A tube of Sensodyne Daily Care toothpaste was 100ml and it’s now 75ml. Morrisons had this at £4 and it’s now selling it for £3.49. Even though that’s cheaper, it’s actually more expensive per 100ml so you’d be worse off.
One of the worst deals is a packet of McVitie’s Dark Chocolate Digestives. That used to be 332g and it’s now just 300g. In Tesco, it was on sale for £1.59 before the shrink and it’s now 10p more expensive at £1.69. It’s still £1 in Asda so at first glance, you wouldn’t realise you were losing out and actually getting less for the same price.
What to buy instead
With products getting smaller but not getting any cheaper, the best way to save is to check the ‘unit cost’ of what you’re buying. You can find this under the price on shelves – so a £2 box of cereal at 750g would cost 26.7p per 100g.
This is helpful when you’re trying to work out the real cost for comparison between products. When you look at the unit costs of two items, you might find out that a bigger product is actually better value.
For example, you might see a 500g box of fish fingers for £2 and a 250g box for £1.50. Even though the 500g box is more expensive, its unit price is cheaper – 40p per 100g compared to 60p per 100g for the smaller box.
That means that it can often be better to buy and bulk and save money over the long-term. Don’t assume this will always be the case – you should check the unit price on the shelf to see which gives you the most for your money.
The only time you shouldn’t buy in bulk is if you’re buying something that will go off before you use it all.

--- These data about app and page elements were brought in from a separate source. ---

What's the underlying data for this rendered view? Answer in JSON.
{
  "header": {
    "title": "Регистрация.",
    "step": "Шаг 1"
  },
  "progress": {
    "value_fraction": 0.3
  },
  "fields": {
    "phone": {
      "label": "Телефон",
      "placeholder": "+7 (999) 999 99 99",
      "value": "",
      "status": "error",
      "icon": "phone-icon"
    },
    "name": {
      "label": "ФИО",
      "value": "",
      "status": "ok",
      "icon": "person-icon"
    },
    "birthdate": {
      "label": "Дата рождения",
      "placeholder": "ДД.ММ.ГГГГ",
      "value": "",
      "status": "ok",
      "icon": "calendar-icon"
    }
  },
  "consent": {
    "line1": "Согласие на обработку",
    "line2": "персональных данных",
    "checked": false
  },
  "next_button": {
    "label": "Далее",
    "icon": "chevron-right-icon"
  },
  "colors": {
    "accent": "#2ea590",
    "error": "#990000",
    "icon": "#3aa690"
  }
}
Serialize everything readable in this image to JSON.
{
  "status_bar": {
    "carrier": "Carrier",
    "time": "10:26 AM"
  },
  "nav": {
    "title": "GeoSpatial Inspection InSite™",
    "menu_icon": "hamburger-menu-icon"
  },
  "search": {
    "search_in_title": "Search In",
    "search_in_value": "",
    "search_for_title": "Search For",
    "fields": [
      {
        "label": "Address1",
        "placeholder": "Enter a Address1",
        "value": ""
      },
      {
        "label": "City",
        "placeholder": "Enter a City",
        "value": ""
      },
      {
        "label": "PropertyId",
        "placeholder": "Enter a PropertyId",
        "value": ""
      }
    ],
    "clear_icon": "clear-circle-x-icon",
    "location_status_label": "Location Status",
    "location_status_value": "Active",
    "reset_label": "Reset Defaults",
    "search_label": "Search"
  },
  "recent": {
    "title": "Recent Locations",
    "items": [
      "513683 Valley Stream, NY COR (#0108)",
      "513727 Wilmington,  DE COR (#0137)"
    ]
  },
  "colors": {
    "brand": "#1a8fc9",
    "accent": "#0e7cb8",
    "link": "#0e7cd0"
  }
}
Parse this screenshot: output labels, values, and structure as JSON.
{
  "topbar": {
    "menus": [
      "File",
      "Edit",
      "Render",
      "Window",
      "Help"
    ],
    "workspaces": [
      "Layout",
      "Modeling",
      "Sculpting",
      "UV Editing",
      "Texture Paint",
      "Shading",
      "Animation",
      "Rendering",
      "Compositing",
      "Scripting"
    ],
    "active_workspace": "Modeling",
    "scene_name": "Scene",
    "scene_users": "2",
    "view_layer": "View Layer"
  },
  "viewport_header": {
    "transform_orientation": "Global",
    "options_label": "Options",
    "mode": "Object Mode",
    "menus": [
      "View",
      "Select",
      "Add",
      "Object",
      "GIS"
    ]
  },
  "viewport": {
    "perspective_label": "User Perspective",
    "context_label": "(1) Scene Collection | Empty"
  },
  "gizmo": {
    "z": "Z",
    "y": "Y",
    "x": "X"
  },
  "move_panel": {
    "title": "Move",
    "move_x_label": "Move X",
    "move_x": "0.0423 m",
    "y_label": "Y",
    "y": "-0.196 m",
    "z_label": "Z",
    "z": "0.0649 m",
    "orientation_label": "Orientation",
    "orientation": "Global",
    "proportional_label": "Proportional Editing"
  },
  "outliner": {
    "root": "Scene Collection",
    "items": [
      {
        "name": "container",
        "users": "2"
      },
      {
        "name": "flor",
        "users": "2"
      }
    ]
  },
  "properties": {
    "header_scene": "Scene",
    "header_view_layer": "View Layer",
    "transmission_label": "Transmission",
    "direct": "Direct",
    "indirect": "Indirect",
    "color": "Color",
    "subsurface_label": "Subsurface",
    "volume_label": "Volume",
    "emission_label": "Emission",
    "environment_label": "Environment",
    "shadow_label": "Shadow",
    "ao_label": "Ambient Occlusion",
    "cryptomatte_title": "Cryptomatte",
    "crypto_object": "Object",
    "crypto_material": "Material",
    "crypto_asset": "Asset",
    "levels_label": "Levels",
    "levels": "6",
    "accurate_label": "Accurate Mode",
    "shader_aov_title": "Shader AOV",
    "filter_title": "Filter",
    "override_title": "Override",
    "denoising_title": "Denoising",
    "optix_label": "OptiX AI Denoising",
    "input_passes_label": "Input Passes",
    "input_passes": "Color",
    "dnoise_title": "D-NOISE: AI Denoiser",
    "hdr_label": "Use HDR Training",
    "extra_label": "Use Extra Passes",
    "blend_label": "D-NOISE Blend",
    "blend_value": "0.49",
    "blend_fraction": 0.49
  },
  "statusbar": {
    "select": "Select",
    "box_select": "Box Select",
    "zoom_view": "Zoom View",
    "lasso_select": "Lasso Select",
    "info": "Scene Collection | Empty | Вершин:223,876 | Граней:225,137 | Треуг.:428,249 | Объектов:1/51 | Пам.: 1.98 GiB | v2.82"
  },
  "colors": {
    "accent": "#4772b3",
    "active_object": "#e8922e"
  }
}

For example, if you’re buying fresh fruit or vegetables and you think half the packet will go to waste, buy the size you need instead. After all, you won’t be saving any money if you have to throw tons of food away.